This article was first printed by the Daily Mail and has been reproduced here in full with permission.
Despite their reputation, politicians rarely tell bare faced lies. But they can be skilled at using facts and statistics selectively, out of context, without stating the assumptions and caveats. And never more so than in the run up to elections.
We’ve seen quite a bit of it already. The prime minister has used two different ways of counting spending cuts to imply, incorrectly, that under Conservative policies spending cuts over the next parliament will be less dramatic than they have been over this parliament.
In fact they will be at least as big. The opposition, when talking about the average hit to living standards from tax rises and benefit cuts, neglect to point out that these measures disproportionately hit many of those at the very top of the income distribution.
Then there are the claims they make about what the other will do in the future. Recently we had the Conservatives saying that a Labour Government would spend an extra £20bn in its first year in office.
Labour retorts that the Conservatives would destroy the NHS and drag the welfare state back into the 1930s. They both know perfectly well (or should know) that these are, at best, gross exaggerations.
So how is the poor voter to make any sense of the conflicting claims and statistics?
To some extent of course, it’s not a matter of the details. With their claims about the future, what the parties are really asking us is what kind of choice they want to make.
Labour would cut spending by less and therefore borrow more than the Conservatives. They have said so. The Conservatives would cut spending on public services significantly more than Labour. They have said so. Those broad facts are important, and the difference between the parties offers a real choice to the voter.

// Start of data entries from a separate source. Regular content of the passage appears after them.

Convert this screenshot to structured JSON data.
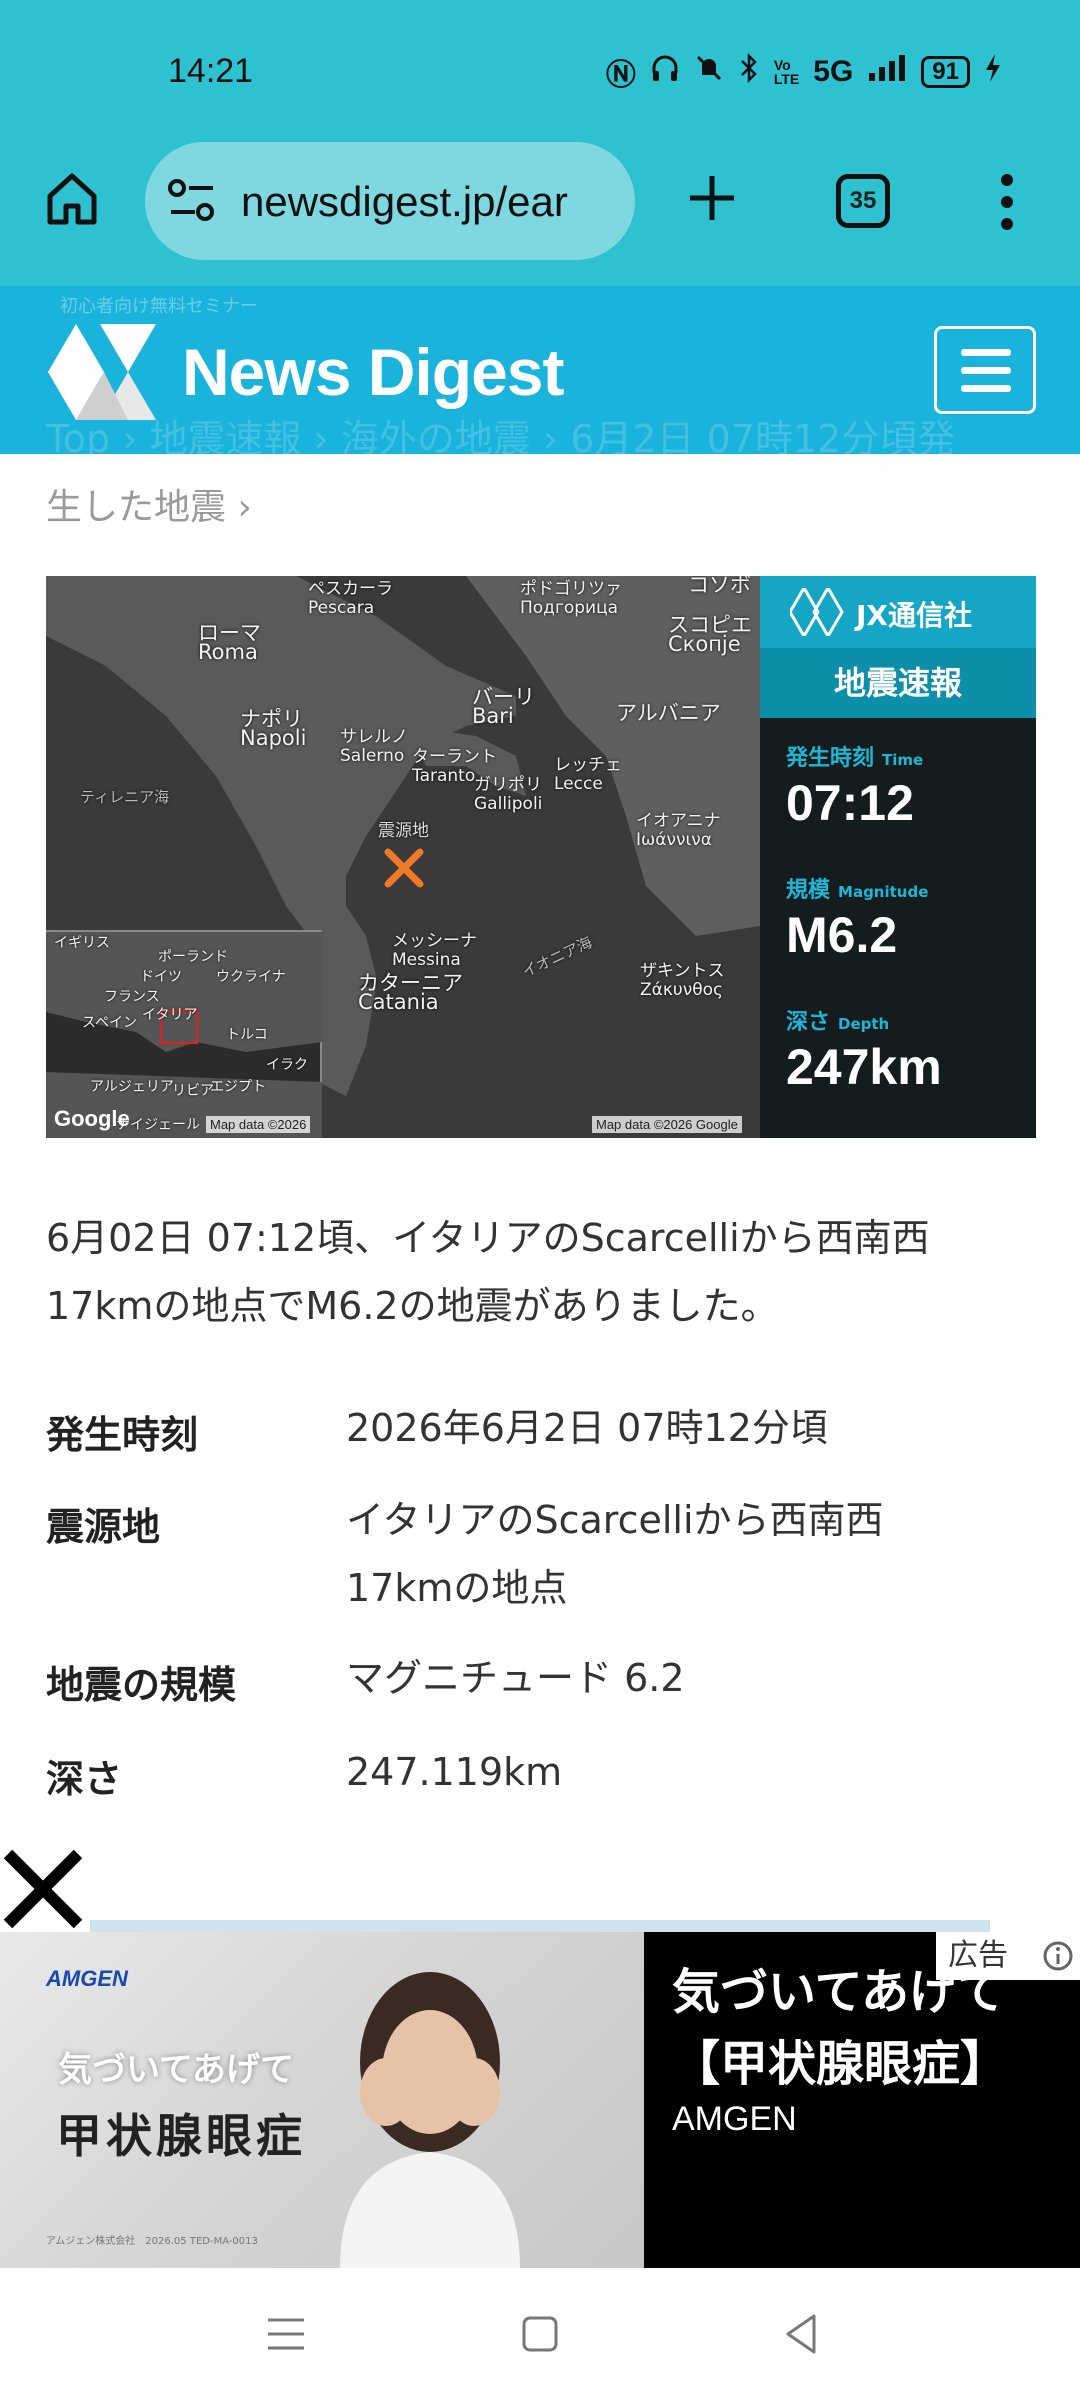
{
  "status_bar": {
    "time": "14:21",
    "network": "5G",
    "battery": "91",
    "icons": [
      "nfc-icon",
      "headphones-icon",
      "mute-icon",
      "bluetooth-icon",
      "volte-icon",
      "signal-icon",
      "battery-icon",
      "charging-icon"
    ]
  },
  "browser": {
    "url": "newsdigest.jp/ear",
    "tab_count": "35"
  },
  "site": {
    "logo_text": "News Digest",
    "promo_ghost": "初心者向け無料セミナー",
    "breadcrumb_ghost": "Top › 地震速報 › 海外の地震 › 6月2日 07時12分頃発",
    "breadcrumb_tail": "生した地震 ›"
  },
  "map": {
    "labels": [
      {
        "id": "pescara",
        "text": "ペスカーラ\nPescara"
      },
      {
        "id": "podgorica",
        "text": "ポドゴリツァ\nПодгорица"
      },
      {
        "id": "kosovo",
        "text": "コソボ"
      },
      {
        "id": "roma",
        "text": "ローマ\nRoma"
      },
      {
        "id": "skopje",
        "text": "スコピエ\nСкопје"
      },
      {
        "id": "bari",
        "text": "バーリ\nBari"
      },
      {
        "id": "albania",
        "text": "アルバニア"
      },
      {
        "id": "napoli",
        "text": "ナポリ\nNapoli"
      },
      {
        "id": "salerno",
        "text": "サレルノ\nSalerno"
      },
      {
        "id": "taranto",
        "text": "ターラント\nTaranto"
      },
      {
        "id": "lecce",
        "text": "レッチェ\nLecce"
      },
      {
        "id": "gallipoli",
        "text": "ガリポリ\nGallipoli"
      },
      {
        "id": "tyrrhenian",
        "text": "ティレニア海"
      },
      {
        "id": "epicenter",
        "text": "震源地"
      },
      {
        "id": "ioannina",
        "text": "イオアニナ\nΙωάννινα"
      },
      {
        "id": "messina",
        "text": "メッシーナ\nMessina"
      },
      {
        "id": "ionian",
        "text": "イオニア海"
      },
      {
        "id": "catania",
        "text": "カターニア\nCatania"
      },
      {
        "id": "zakynthos",
        "text": "ザキントス\nΖάκυνθος"
      }
    ],
    "inset_labels": [
      {
        "id": "uk",
        "text": "イギリス"
      },
      {
        "id": "poland",
        "text": "ポーランド"
      },
      {
        "id": "germany",
        "text": "ドイツ"
      },
      {
        "id": "ukraine",
        "text": "ウクライナ"
      },
      {
        "id": "france",
        "text": "フランス"
      },
      {
        "id": "italy",
        "text": "イタリア"
      },
      {
        "id": "spain",
        "text": "スペイン"
      },
      {
        "id": "turkey",
        "text": "トルコ"
      },
      {
        "id": "iraq",
        "text": "イラク"
      },
      {
        "id": "algeria",
        "text": "アルジェリア"
      },
      {
        "id": "libya",
        "text": "リビア"
      },
      {
        "id": "egypt",
        "text": "エジプト"
      },
      {
        "id": "nigeria",
        "text": "ナイジェール"
      }
    ],
    "google": "Google",
    "credit_inset": "Map data ©2026",
    "credit_main": "Map data ©2026 Google"
  },
  "quake_panel": {
    "brand": "JX通信社",
    "title": "地震速報",
    "time_label": "発生時刻",
    "time_label_en": "Time",
    "time_value": "07:12",
    "mag_label": "規模",
    "mag_label_en": "Magnitude",
    "mag_value": "M6.2",
    "depth_label": "深さ",
    "depth_label_en": "Depth",
    "depth_value": "247km",
    "accent_color": "#1fb6d6"
  },
  "article": {
    "lead": "6月02日 07:12頃、イタリアのScarcelliから西南西17kmの地点でM6.2の地震がありました。",
    "rows": [
      {
        "key": "発生時刻",
        "value": "2026年6月2日 07時12分頃"
      },
      {
        "key": "震源地",
        "value": "イタリアのScarcelliから西南西17kmの地点"
      },
      {
        "key": "地震の規模",
        "value": "マグニチュード 6.2"
      },
      {
        "key": "深さ",
        "value": "247.119km"
      }
    ]
  },
  "ad": {
    "logo": "AMGEN",
    "photo_line1": "気づいてあげて",
    "photo_line2": "甲状腺眼症",
    "fine_print": "アムジェン株式会社　2026.05 TED-MA-0013",
    "title": "気づいてあげて【甲状腺眼症】",
    "brand": "AMGEN",
    "choice_label": "広告"
  }
}
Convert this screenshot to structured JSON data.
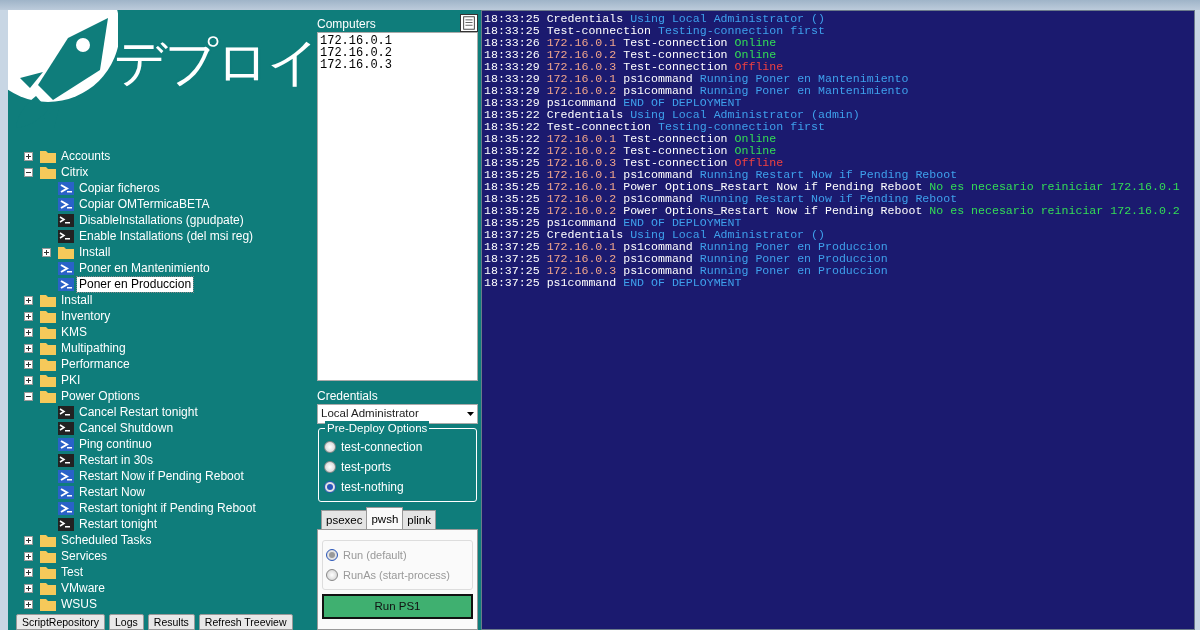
{
  "logo": {
    "text": "デプロイ"
  },
  "tree": [
    {
      "label": "Accounts",
      "kind": "folder",
      "expanded": false,
      "selected": false
    },
    {
      "label": "Citrix",
      "kind": "folder",
      "expanded": true,
      "selected": false,
      "children": [
        {
          "label": "Copiar ficheros",
          "kind": "ps",
          "selected": false
        },
        {
          "label": "Copiar OMTermicaBETA",
          "kind": "ps",
          "selected": false
        },
        {
          "label": "DisableInstallations (gpudpate)",
          "kind": "cmd",
          "selected": false
        },
        {
          "label": "Enable Installations (del msi reg)",
          "kind": "cmd",
          "selected": false
        },
        {
          "label": "Install",
          "kind": "folder",
          "expanded": false,
          "selected": false
        },
        {
          "label": "Poner en Mantenimiento",
          "kind": "ps",
          "selected": false
        },
        {
          "label": "Poner en Produccion",
          "kind": "ps",
          "selected": true
        }
      ]
    },
    {
      "label": "Install",
      "kind": "folder",
      "expanded": false,
      "selected": false
    },
    {
      "label": "Inventory",
      "kind": "folder",
      "expanded": false,
      "selected": false
    },
    {
      "label": "KMS",
      "kind": "folder",
      "expanded": false,
      "selected": false
    },
    {
      "label": "Multipathing",
      "kind": "folder",
      "expanded": false,
      "selected": false
    },
    {
      "label": "Performance",
      "kind": "folder",
      "expanded": false,
      "selected": false
    },
    {
      "label": "PKI",
      "kind": "folder",
      "expanded": false,
      "selected": false
    },
    {
      "label": "Power Options",
      "kind": "folder",
      "expanded": true,
      "selected": false,
      "children": [
        {
          "label": "Cancel Restart tonight",
          "kind": "cmd",
          "selected": false
        },
        {
          "label": "Cancel Shutdown",
          "kind": "cmd",
          "selected": false
        },
        {
          "label": "Ping continuo",
          "kind": "ps",
          "selected": false
        },
        {
          "label": "Restart in 30s",
          "kind": "cmd",
          "selected": false
        },
        {
          "label": "Restart Now if Pending Reboot",
          "kind": "ps",
          "selected": false
        },
        {
          "label": "Restart Now",
          "kind": "ps",
          "selected": false
        },
        {
          "label": "Restart tonight if Pending Reboot",
          "kind": "ps",
          "selected": false
        },
        {
          "label": "Restart tonight",
          "kind": "cmd",
          "selected": false
        }
      ]
    },
    {
      "label": "Scheduled Tasks",
      "kind": "folder",
      "expanded": false,
      "selected": false
    },
    {
      "label": "Services",
      "kind": "folder",
      "expanded": false,
      "selected": false
    },
    {
      "label": "Test",
      "kind": "folder",
      "expanded": false,
      "selected": false
    },
    {
      "label": "VMware",
      "kind": "folder",
      "expanded": false,
      "selected": false
    },
    {
      "label": "WSUS",
      "kind": "folder",
      "expanded": false,
      "selected": false
    }
  ],
  "bottom_buttons": [
    "ScriptRepository",
    "Logs",
    "Results",
    "Refresh Treeview"
  ],
  "computers": {
    "label": "Computers",
    "lines": [
      "172.16.0.1",
      "172.16.0.2",
      "172.16.0.3"
    ]
  },
  "credentials": {
    "label": "Credentials",
    "value": "Local Administrator"
  },
  "pre_deploy": {
    "title": "Pre-Deploy Options",
    "options": [
      {
        "label": "test-connection",
        "selected": false
      },
      {
        "label": "test-ports",
        "selected": false
      },
      {
        "label": "test-nothing",
        "selected": true
      }
    ]
  },
  "tabs": [
    {
      "label": "psexec",
      "selected": false
    },
    {
      "label": "pwsh",
      "selected": true
    },
    {
      "label": "plink",
      "selected": false
    }
  ],
  "run_options": [
    {
      "label": "Run (default)",
      "selected": true,
      "disabled": true
    },
    {
      "label": "RunAs (start-process)",
      "selected": false,
      "disabled": true
    }
  ],
  "run_button": "Run PS1",
  "log": [
    {
      "segments": [
        {
          "kind": "time",
          "text": "18:33:25"
        },
        {
          "kind": "source",
          "text": "Credentials"
        },
        {
          "kind": "info",
          "text": "Using Local Administrator ()"
        }
      ]
    },
    {
      "segments": [
        {
          "kind": "time",
          "text": "18:33:25"
        },
        {
          "kind": "source",
          "text": "Test-connection"
        },
        {
          "kind": "info",
          "text": "Testing-connection first"
        }
      ]
    },
    {
      "segments": [
        {
          "kind": "time",
          "text": "18:33:26"
        },
        {
          "kind": "ip",
          "text": "172.16.0.1"
        },
        {
          "kind": "source",
          "text": "Test-connection"
        },
        {
          "kind": "ok",
          "text": "Online"
        }
      ]
    },
    {
      "segments": [
        {
          "kind": "time",
          "text": "18:33:26"
        },
        {
          "kind": "ip",
          "text": "172.16.0.2"
        },
        {
          "kind": "source",
          "text": "Test-connection"
        },
        {
          "kind": "ok",
          "text": "Online"
        }
      ]
    },
    {
      "segments": [
        {
          "kind": "time",
          "text": "18:33:29"
        },
        {
          "kind": "ip",
          "text": "172.16.0.3"
        },
        {
          "kind": "source",
          "text": "Test-connection"
        },
        {
          "kind": "error",
          "text": "Offline"
        }
      ]
    },
    {
      "segments": [
        {
          "kind": "time",
          "text": "18:33:29"
        },
        {
          "kind": "ip",
          "text": "172.16.0.1"
        },
        {
          "kind": "source",
          "text": "ps1command"
        },
        {
          "kind": "info",
          "text": "Running Poner en Mantenimiento"
        }
      ]
    },
    {
      "segments": [
        {
          "kind": "time",
          "text": "18:33:29"
        },
        {
          "kind": "ip",
          "text": "172.16.0.2"
        },
        {
          "kind": "source",
          "text": "ps1command"
        },
        {
          "kind": "info",
          "text": "Running Poner en Mantenimiento"
        }
      ]
    },
    {
      "segments": [
        {
          "kind": "time",
          "text": "18:33:29"
        },
        {
          "kind": "source",
          "text": "ps1command"
        },
        {
          "kind": "info",
          "text": "END OF DEPLOYMENT"
        }
      ]
    },
    {
      "segments": [
        {
          "kind": "time",
          "text": "18:35:22"
        },
        {
          "kind": "source",
          "text": "Credentials"
        },
        {
          "kind": "info",
          "text": "Using Local Administrator (admin)"
        }
      ]
    },
    {
      "segments": [
        {
          "kind": "time",
          "text": "18:35:22"
        },
        {
          "kind": "source",
          "text": "Test-connection"
        },
        {
          "kind": "info",
          "text": "Testing-connection first"
        }
      ]
    },
    {
      "segments": [
        {
          "kind": "time",
          "text": "18:35:22"
        },
        {
          "kind": "ip",
          "text": "172.16.0.1"
        },
        {
          "kind": "source",
          "text": "Test-connection"
        },
        {
          "kind": "ok",
          "text": "Online"
        }
      ]
    },
    {
      "segments": [
        {
          "kind": "time",
          "text": "18:35:22"
        },
        {
          "kind": "ip",
          "text": "172.16.0.2"
        },
        {
          "kind": "source",
          "text": "Test-connection"
        },
        {
          "kind": "ok",
          "text": "Online"
        }
      ]
    },
    {
      "segments": [
        {
          "kind": "time",
          "text": "18:35:25"
        },
        {
          "kind": "ip",
          "text": "172.16.0.3"
        },
        {
          "kind": "source",
          "text": "Test-connection"
        },
        {
          "kind": "error",
          "text": "Offline"
        }
      ]
    },
    {
      "segments": [
        {
          "kind": "time",
          "text": "18:35:25"
        },
        {
          "kind": "ip",
          "text": "172.16.0.1"
        },
        {
          "kind": "source",
          "text": "ps1command"
        },
        {
          "kind": "info",
          "text": "Running Restart Now if Pending Reboot"
        }
      ]
    },
    {
      "segments": [
        {
          "kind": "time",
          "text": "18:35:25"
        },
        {
          "kind": "ip",
          "text": "172.16.0.1"
        },
        {
          "kind": "source",
          "text": "Power Options_Restart Now if Pending Reboot"
        },
        {
          "kind": "ok",
          "text": "No es necesario reiniciar 172.16.0.1"
        }
      ]
    },
    {
      "segments": [
        {
          "kind": "time",
          "text": "18:35:25"
        },
        {
          "kind": "ip",
          "text": "172.16.0.2"
        },
        {
          "kind": "source",
          "text": "ps1command"
        },
        {
          "kind": "info",
          "text": "Running Restart Now if Pending Reboot"
        }
      ]
    },
    {
      "segments": [
        {
          "kind": "time",
          "text": "18:35:25"
        },
        {
          "kind": "ip",
          "text": "172.16.0.2"
        },
        {
          "kind": "source",
          "text": "Power Options_Restart Now if Pending Reboot"
        },
        {
          "kind": "ok",
          "text": "No es necesario reiniciar 172.16.0.2"
        }
      ]
    },
    {
      "segments": [
        {
          "kind": "time",
          "text": "18:35:25"
        },
        {
          "kind": "source",
          "text": "ps1command"
        },
        {
          "kind": "info",
          "text": "END OF DEPLOYMENT"
        }
      ]
    },
    {
      "segments": [
        {
          "kind": "time",
          "text": "18:37:25"
        },
        {
          "kind": "source",
          "text": "Credentials"
        },
        {
          "kind": "info",
          "text": "Using Local Administrator ()"
        }
      ]
    },
    {
      "segments": [
        {
          "kind": "time",
          "text": "18:37:25"
        },
        {
          "kind": "ip",
          "text": "172.16.0.1"
        },
        {
          "kind": "source",
          "text": "ps1command"
        },
        {
          "kind": "info",
          "text": "Running Poner en Produccion"
        }
      ]
    },
    {
      "segments": [
        {
          "kind": "time",
          "text": "18:37:25"
        },
        {
          "kind": "ip",
          "text": "172.16.0.2"
        },
        {
          "kind": "source",
          "text": "ps1command"
        },
        {
          "kind": "info",
          "text": "Running Poner en Produccion"
        }
      ]
    },
    {
      "segments": [
        {
          "kind": "time",
          "text": "18:37:25"
        },
        {
          "kind": "ip",
          "text": "172.16.0.3"
        },
        {
          "kind": "source",
          "text": "ps1command"
        },
        {
          "kind": "info",
          "text": "Running Poner en Produccion"
        }
      ]
    },
    {
      "segments": [
        {
          "kind": "time",
          "text": "18:37:25"
        },
        {
          "kind": "source",
          "text": "ps1command"
        },
        {
          "kind": "info",
          "text": "END OF DEPLOYMENT"
        }
      ]
    }
  ]
}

Here are some other big facts that matter. Living standards this year should be just about back to where they were in 2010, but still won’t have recovered their pre-recession levels. Employment levels are remarkably high. Wages have been doing badly, and more so in the private sector than the public sector. The productivity performance of the economy has been pretty dreadful.
If you look at tax changes made since the start of 2010 by far and away the biggest losers have been those in the very richest households. Those on modest to good earnings have been largely protected. But benefits for working age families have also been cut, hitting those in the lower half of the income distribution. But, for most, the social security system remains substantially more generous than it was in 1997.
The economy is finally growing and the deficit has been halved since 2010. But despite some tax rises and big spending cuts the deficit is much bigger than Chancellor George Osborne intended, largely because the economy did so badly between 2010 and 2012. That’s why the next government will have to cut some more.
Or the next government could choose further tax rises. You haven’t heard politicians mentioning that? They don’t tend to before elections. Look at the history of the last 30 years though and you’ll see quite clearly that tax rises tend to be announced soon after a general election.
There are huge numbers of important economic facts I would like to pour out here, far more than is possible in a single article. If we are to make an informed decision as we put a cross against a candidate’s name in May it is important to understand what has happened to the economy, incomes, and the public finances. It is important to understand what the parties are proposing for next time.
That’s why we at the IFS have started to put out independent and objective analyses covering all this in some detail. And we will continue to do so over the next few months. Our election website is at http://election2015.ifs.org.uk/